Three years later, the focus shifted to allowing schools to subtract a percentage of their students who are in special education, free and reduced lunch programs and English Language Learning programs. The rationale was that it would level the playing field between public schools as well as between public and private schools. It got only to the second round of voting.
Will Karpisek's bill start, or re-start, the conversation within the NSAA membership? Because its introduction came a week after the NSAA held the last of its January district meetings, schools didn't have the chance to chew on its provisions while gathered together.
It's risky to wade into this issue, but there's an idea I'd like to see explored: bumping up non-public schools that draw from the same student pools — and club programs — in the state's largest cities.
If you applied this to the top 10 cities for population:
» Lincoln Pius X, Omaha Skutt, Omaha Gross and Omaha Roncalli would be in A rather than B.
» Columbus Scotus, Omaha Concordia, Lincoln Lutheran, Lincoln Christian, Kearney Catholic, Norfolk Catholic and Grand Island Central Catholic would be in B rather than C-1.
» Omaha Brownell-Talbot, Norfolk Lutheran, Hastings St. Cecilia and Fremont Bergan would go from C-2 to C-1.
» North Platte St. Patrick's, Omaha Christian and Grand Island Heartland would rise from D-1 to C-2.
» And Lincoln's College View and Parkview would be in D-1 rather than D-2.

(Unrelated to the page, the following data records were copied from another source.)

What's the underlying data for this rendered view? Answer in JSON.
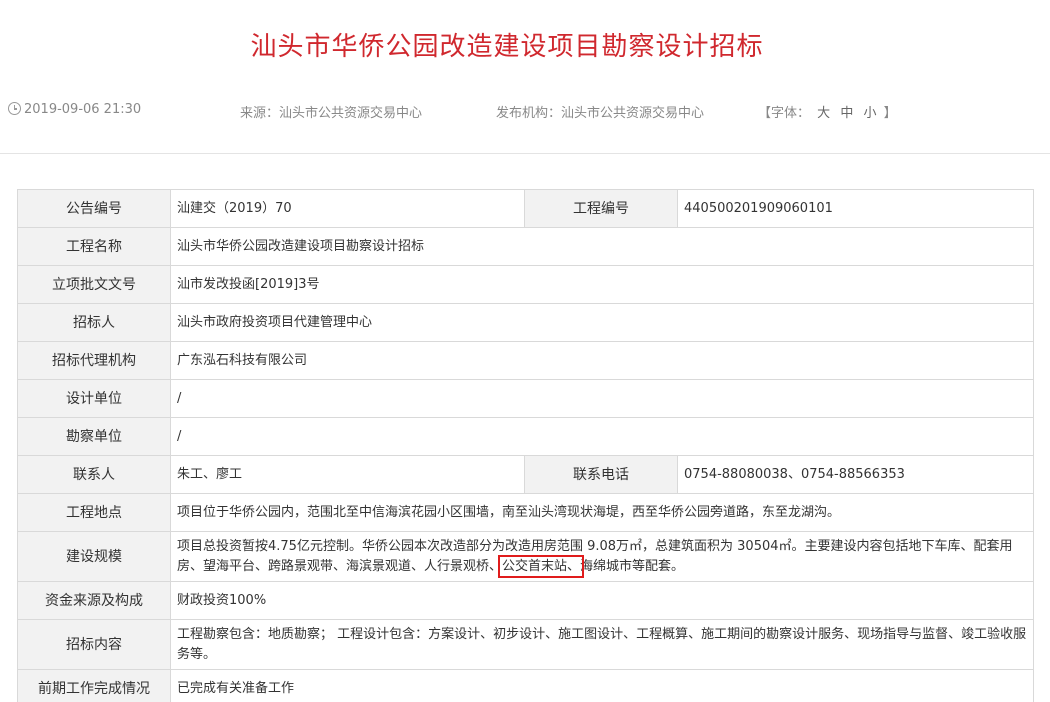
{
  "page": {
    "title": "汕头市华侨公园改造建设项目勘察设计招标",
    "date": "2019-09-06 21:30",
    "source": "来源：汕头市公共资源交易中心",
    "publisher": "发布机构：汕头市公共资源交易中心",
    "font_label_open": "【字体：",
    "font_large": "大",
    "font_medium": "中",
    "font_small": "小",
    "font_label_close": "】"
  },
  "table": {
    "announce_no_label": "公告编号",
    "announce_no": "汕建交（2019）70",
    "project_no_label": "工程编号",
    "project_no": "440500201909060101",
    "project_name_label": "工程名称",
    "project_name": "汕头市华侨公园改造建设项目勘察设计招标",
    "approval_label": "立项批文文号",
    "approval": "汕市发改投函[2019]3号",
    "tenderer_label": "招标人",
    "tenderer": "汕头市政府投资项目代建管理中心",
    "agency_label": "招标代理机构",
    "agency": "广东泓石科技有限公司",
    "design_unit_label": "设计单位",
    "design_unit": "/",
    "survey_unit_label": "勘察单位",
    "survey_unit": "/",
    "contact_label": "联系人",
    "contact": "朱工、廖工",
    "phone_label": "联系电话",
    "phone": "0754-88080038、0754-88566353",
    "location_label": "工程地点",
    "location": "项目位于华侨公园内，范围北至中信海滨花园小区围墙，南至汕头湾现状海堤，西至华侨公园旁道路，东至龙湖沟。",
    "scale_label": "建设规模",
    "scale_part1": "项目总投资暂按4.75亿元控制。华侨公园本次改造部分为改造用房范围 9.08万㎡，总建筑面积为 30504㎡。主要建设内容包括地下车库、配套用房、望海平台、跨路景观带、海滨景观道、人行景观桥、",
    "scale_highlight": "公交首末站、",
    "scale_part2": "海绵城市等配套。",
    "funding_label": "资金来源及构成",
    "funding": "财政投资100%",
    "content_label": "招标内容",
    "content": "工程勘察包含：地质勘察； 工程设计包含：方案设计、初步设计、施工图设计、工程概算、施工期间的勘察设计服务、现场指导与监督、竣工验收服务等。",
    "prework_label": "前期工作完成情况",
    "prework": "已完成有关准备工作"
  }
}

There is another definite conversation starter in Karpisek's bill, one that has been overlooked — a 180-school-day, not 90-day, sit-out from varsity competition for students who transfer under open-enrollment rules after the May 1 deadline.
Long overdue, this might quell some of the rampant movement of athletes — especially seniors — if it would cost them an entire school year. The 90-day rule really impacts only fall-sport athletes. Winter-sport athletes miss a month of contests and there's no penalty when it comes to spring sports.
Omaha Westside Athletic Director Tom Kerkman had a similar proposal that didn't make it out of the District II meeting in November. This part of Karpisek's bill merits strong consideration from the NSAA membership.